(caves, springs, and sinkholes)

Sullivan Cave

Indiana KARST Map

Indiana is home to some of the most distinctive karst geology in the world. Known for their unique and sensitive surface and underground features, karst formations occur as water dissolves limestone bedrock. Karst regions are particularly susceptible to contamination because karst features provide a direct conduit for polluted surface water to reach the water table.

Caves are highly specialized ecosystems with distinct microclimates. These caves are home to many extraordinary species, including blind cavefish and crayfish.
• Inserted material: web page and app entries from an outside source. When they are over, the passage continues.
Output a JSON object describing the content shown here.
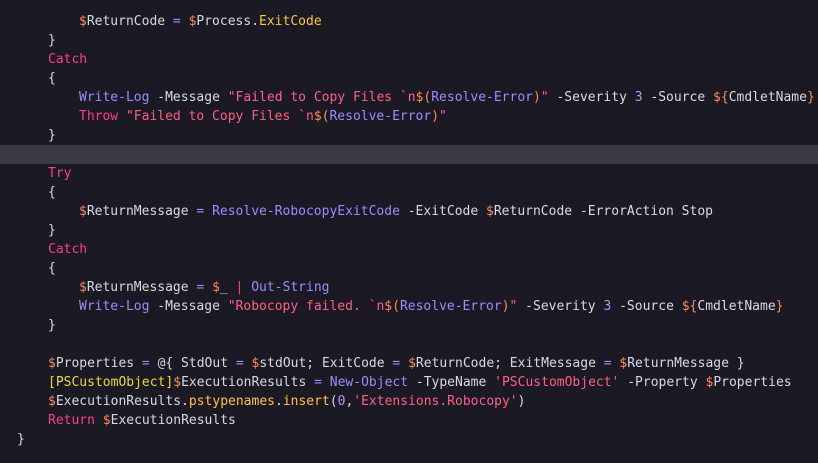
{
  "colors": {
    "background": "#1b1a24",
    "current_line": "#3b3a44",
    "plain": "#d8d8e6",
    "variable": "#ff8a5c",
    "keyword": "#ff3f7f",
    "cmdlet": "#9a8cff",
    "string": "#ff5e88",
    "number": "#c48cff",
    "property": "#ffc246",
    "type": "#e9d83a",
    "operator": "#9a8cff"
  },
  "lines": [
    [
      {
        "t": "$",
        "c": "variable"
      },
      {
        "t": "ReturnCode ",
        "c": "plain"
      },
      {
        "t": "= ",
        "c": "operator"
      },
      {
        "t": "$",
        "c": "variable"
      },
      {
        "t": "Process",
        "c": "plain"
      },
      {
        "t": ".",
        "c": "plain"
      },
      {
        "t": "ExitCode",
        "c": "property"
      }
    ],
    [
      {
        "t": "}",
        "c": "plain"
      }
    ],
    [
      {
        "t": "Catch",
        "c": "keyword"
      }
    ],
    [
      {
        "t": "{",
        "c": "plain"
      }
    ],
    [
      {
        "t": "Write-Log ",
        "c": "cmdlet"
      },
      {
        "t": "-Message ",
        "c": "plain"
      },
      {
        "t": "\"Failed to Copy Files `n",
        "c": "string"
      },
      {
        "t": "$(",
        "c": "variable"
      },
      {
        "t": "Resolve-Error",
        "c": "cmdlet"
      },
      {
        "t": ")",
        "c": "variable"
      },
      {
        "t": "\" ",
        "c": "string"
      },
      {
        "t": "-Severity ",
        "c": "plain"
      },
      {
        "t": "3 ",
        "c": "number"
      },
      {
        "t": "-Source ",
        "c": "plain"
      },
      {
        "t": "${",
        "c": "variable"
      },
      {
        "t": "CmdletName",
        "c": "plain"
      },
      {
        "t": "}",
        "c": "variable"
      }
    ],
    [
      {
        "t": "Throw ",
        "c": "keyword"
      },
      {
        "t": "\"Failed to Copy Files `n",
        "c": "string"
      },
      {
        "t": "$(",
        "c": "variable"
      },
      {
        "t": "Resolve-Error",
        "c": "cmdlet"
      },
      {
        "t": ")",
        "c": "variable"
      },
      {
        "t": "\"",
        "c": "string"
      }
    ],
    [
      {
        "t": "}",
        "c": "plain"
      }
    ],
    [],
    [
      {
        "t": "Try",
        "c": "keyword"
      }
    ],
    [
      {
        "t": "{",
        "c": "plain"
      }
    ],
    [
      {
        "t": "$",
        "c": "variable"
      },
      {
        "t": "ReturnMessage ",
        "c": "plain"
      },
      {
        "t": "= ",
        "c": "operator"
      },
      {
        "t": "Resolve-RobocopyExitCode ",
        "c": "cmdlet"
      },
      {
        "t": "-ExitCode ",
        "c": "plain"
      },
      {
        "t": "$",
        "c": "variable"
      },
      {
        "t": "ReturnCode ",
        "c": "plain"
      },
      {
        "t": "-ErrorAction Stop",
        "c": "plain"
      }
    ],
    [
      {
        "t": "}",
        "c": "plain"
      }
    ],
    [
      {
        "t": "Catch",
        "c": "keyword"
      }
    ],
    [
      {
        "t": "{",
        "c": "plain"
      }
    ],
    [
      {
        "t": "$",
        "c": "variable"
      },
      {
        "t": "ReturnMessage ",
        "c": "plain"
      },
      {
        "t": "= ",
        "c": "operator"
      },
      {
        "t": "$",
        "c": "variable"
      },
      {
        "t": "_ ",
        "c": "plain"
      },
      {
        "t": "| ",
        "c": "keyword"
      },
      {
        "t": "Out-String",
        "c": "cmdlet"
      }
    ],
    [
      {
        "t": "Write-Log ",
        "c": "cmdlet"
      },
      {
        "t": "-Message ",
        "c": "plain"
      },
      {
        "t": "\"Robocopy failed. `n",
        "c": "string"
      },
      {
        "t": "$(",
        "c": "variable"
      },
      {
        "t": "Resolve-Error",
        "c": "cmdlet"
      },
      {
        "t": ")",
        "c": "variable"
      },
      {
        "t": "\" ",
        "c": "string"
      },
      {
        "t": "-Severity ",
        "c": "plain"
      },
      {
        "t": "3 ",
        "c": "number"
      },
      {
        "t": "-Source ",
        "c": "plain"
      },
      {
        "t": "${",
        "c": "variable"
      },
      {
        "t": "CmdletName",
        "c": "plain"
      },
      {
        "t": "}",
        "c": "variable"
      }
    ],
    [
      {
        "t": "}",
        "c": "plain"
      }
    ],
    [],
    [
      {
        "t": "$",
        "c": "variable"
      },
      {
        "t": "Properties ",
        "c": "plain"
      },
      {
        "t": "= ",
        "c": "operator"
      },
      {
        "t": "@{ StdOut ",
        "c": "plain"
      },
      {
        "t": "= ",
        "c": "operator"
      },
      {
        "t": "$",
        "c": "variable"
      },
      {
        "t": "stdOut; ExitCode ",
        "c": "plain"
      },
      {
        "t": "= ",
        "c": "operator"
      },
      {
        "t": "$",
        "c": "variable"
      },
      {
        "t": "ReturnCode; ExitMessage ",
        "c": "plain"
      },
      {
        "t": "= ",
        "c": "operator"
      },
      {
        "t": "$",
        "c": "variable"
      },
      {
        "t": "ReturnMessage }",
        "c": "plain"
      }
    ],
    [
      {
        "t": "[PSCustomObject]",
        "c": "type"
      },
      {
        "t": "$",
        "c": "variable"
      },
      {
        "t": "ExecutionResults ",
        "c": "plain"
      },
      {
        "t": "= ",
        "c": "operator"
      },
      {
        "t": "New-Object ",
        "c": "cmdlet"
      },
      {
        "t": "-TypeName ",
        "c": "plain"
      },
      {
        "t": "'PSCustomObject' ",
        "c": "string"
      },
      {
        "t": "-Property ",
        "c": "plain"
      },
      {
        "t": "$",
        "c": "variable"
      },
      {
        "t": "Properties",
        "c": "plain"
      }
    ],
    [
      {
        "t": "$",
        "c": "variable"
      },
      {
        "t": "ExecutionResults",
        "c": "plain"
      },
      {
        "t": ".",
        "c": "plain"
      },
      {
        "t": "pstypenames",
        "c": "property"
      },
      {
        "t": ".",
        "c": "plain"
      },
      {
        "t": "insert",
        "c": "property"
      },
      {
        "t": "(",
        "c": "plain"
      },
      {
        "t": "0",
        "c": "number"
      },
      {
        "t": ",",
        "c": "plain"
      },
      {
        "t": "'Extensions.Robocopy'",
        "c": "string"
      },
      {
        "t": ")",
        "c": "plain"
      }
    ],
    [
      {
        "t": "Return ",
        "c": "keyword"
      },
      {
        "t": "$",
        "c": "variable"
      },
      {
        "t": "ExecutionResults",
        "c": "plain"
      }
    ],
    [
      {
        "t": "}",
        "c": "plain"
      }
    ]
  ]
}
Several of the larger caves near the new-terrain route are critical hibernacula for the endangered Indiana bat.

Blind Cave Fish

Blind Cave Fish

State and federal agencies have all acknowledged the need to protect Indiana’s rare and sensitive karst geology.

In spite of this recognition, the current new-terrain I-69 route will disturb or destroy hundreds of rare karst features, including 14 caves, 103 springs, and 305 sinkholes.

The alternative route avoids the entire karst region in Southeastern Indiana.

It’s not too late to change direction.